Nucleic Acids Res. 2013 Apr;41(7):4336-43. doi: 10.1093/nar/gkt135. Epub 2013 Mar 4.

Abstract

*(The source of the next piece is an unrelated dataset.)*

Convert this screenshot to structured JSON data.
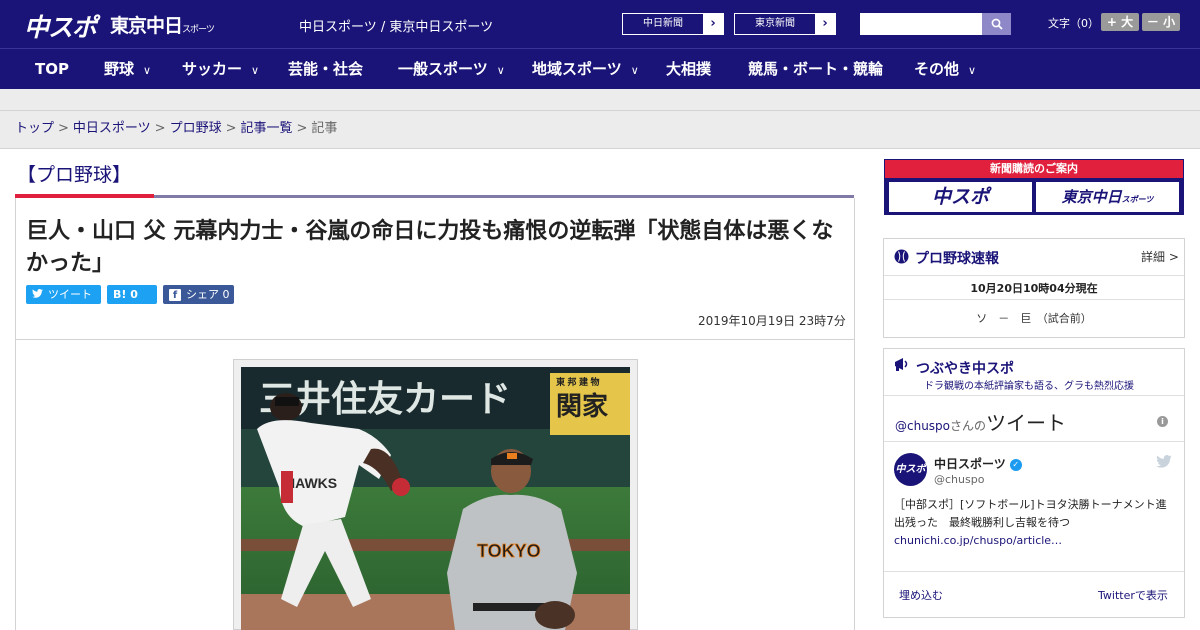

Clustered Regularly Interspaced Short Palindromic Repeats (CRISPR) and CRISPR-associated (Cas) systems in bacteria and archaea use RNA-guided nuclease activity to provide adaptive immunity against invading foreign nucleic acids. Here, we report the use of type II bacterial CRISPR-Cas system in Saccharomyces cerevisiae for genome engineering. The CRISPR-Cas components, Cas9 gene and a designer genome targeting CRISPR guide RNA (gRNA), show robust and specific RNA-guided endonuclease activity at targeted endogenous genomic loci in yeast. Using constitutive Cas9 expression and a transient gRNA cassette, we show that targeted double-strand breaks can increase homologous recombination rates of single- and double-stranded oligonucleotide donors by 5-fold and 130-fold, respectively. In addition, co-transformation of a gRNA plasmid and a donor DNA in cells constitutively expressing Cas9 resulted in near 100% donor DNA recombination frequency. Our approach provides foundations for a simple and powerful genome engineering tool for site-specific mutagenesis and allelic replacement in yeast.

Publication types

  • Research Support, N.I.H., Extramural
  • Research Support, U.S. Gov't, Non-P.H.S.

MeSH terms

  • Endodeoxyribonucleases / genetics
  • Endodeoxyribonucleases / metabolism*
  • Genes, Bacterial
  • Genetic Engineering*
  • Genetic Loci
  • Genome, Fungal
  • Homologous Recombination*
  • Inverted Repeat Sequences
  • Mutagenesis
  • Plasmids / genetics
  • Polymerase Chain Reaction
  • RNA, Guide / metabolism*
  • Saccharomyces cerevisiae / genetics*

Substances

  • RNA, Guide
  • Endodeoxyribonucleases